Even going by the prospectus Goldman distributed to investors at the time of the offering, the loans in FHLT 2006-E were risky bets. The deal was named after the now-defunct California mortgage brokerage by the same name that made all the loans in the trust. Fremont was known to be among the most lax lenders in the country. According to the original offering documents, 652 of the loans in FHLT 2006-E, or 13%, were made to borrowers with credit scores of 549 or worse - a score that would barely qualify you for a cell phone these days. Nearly 37% of the loans in the trust, or 1,857, were made to borrowers who were never asked to prove their income. More than a quarter of the loans were made to borrowers in California, one of the most overheated real estate markets at the time. Yet, the California loans in Fremont's portfolio had an average size of more than $330,000 to borrowers with credit scores that on average didn't break the mid-600s. So perhaps it's no surprise that, just 12 months after Goldman sold the deal, 32% of the mortgages in the trust had gone bad. Over 350 had entered foreclosure. Borrowers in another 785 mortgages hadn't made a payment in over a month.
But what makes FHLT 2006-E potentially fraudulent, and why the SEC is likely to sue Goldman, is that it appears the firm knew that even compared to the incredibly low standards it stated it was using to select loans for the deal, the mortgages Goldman actually sold to investors were a good deal worse. For instance, the deal's prospectus that Goldman assembled and distributed to investors, and filed with the SEC, said that there was only one home loan out of 5,012 in the Fremont trust, or 0.01%, in which a borrower had taken out more than their house was worth. But an audit conducted for the FHFA suit found that at least 1,179 loans in FHLT 2006-E, or 23.5%, were already underwater at the time Goldman was pitching the deal to investors. The suit alleges that Goldman also hid the number of loans in the Fremont trust that were made to real estate investors, which are generally considered riskier than a loan to someone who intends to live in a house themselves. Goldman's pitch claimed that just under 14% of the loans in FHLT 2006-E were made to investors. In fact, that number was over 24%.

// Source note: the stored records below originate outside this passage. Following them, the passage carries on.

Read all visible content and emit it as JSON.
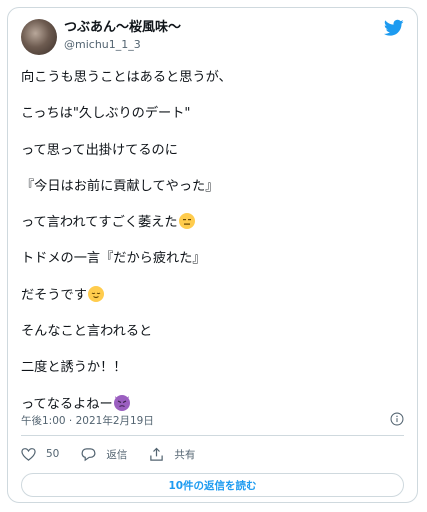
{
  "tweet": {
    "author": {
      "display_name": "つぶあん〜桜風味〜",
      "handle": "@michu1_1_3"
    },
    "lines": [
      {
        "text": "向こうも思うことはあると思うが、",
        "emoji": null
      },
      {
        "text": "こっちは\"久しぶりのデート\"",
        "emoji": null
      },
      {
        "text": "って思って出掛けてるのに",
        "emoji": null
      },
      {
        "text": "『今日はお前に貢献してやった』",
        "emoji": null
      },
      {
        "text": "って言われてすごく萎えた",
        "emoji": "expressionless-face"
      },
      {
        "text": "トドメの一言『だから疲れた』",
        "emoji": null
      },
      {
        "text": "だそうです",
        "emoji": "relieved-face"
      },
      {
        "text": "そんなこと言われると",
        "emoji": null
      },
      {
        "text": "二度と誘うか！！",
        "emoji": null
      },
      {
        "text": "ってなるよねー",
        "emoji": "angry-devil-face"
      }
    ],
    "timestamp": "午後1:00 · 2021年2月19日",
    "actions": {
      "like_count": "50",
      "reply_label": "返信",
      "share_label": "共有"
    },
    "read_replies_label": "10件の返信を読む"
  },
  "colors": {
    "accent": "#1d9bf0",
    "secondary_text": "#536471",
    "border": "#cfd9de",
    "like_icon": "#536471"
  }
}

"We found that major financial institutions had information of the defective nature of the loans they were packaging and selling that they never disclosed to investors," says Phil Angelides, who was the head of the Financial Crisis Inquiry Commission. "It was seminal to the cause of the financial crisis."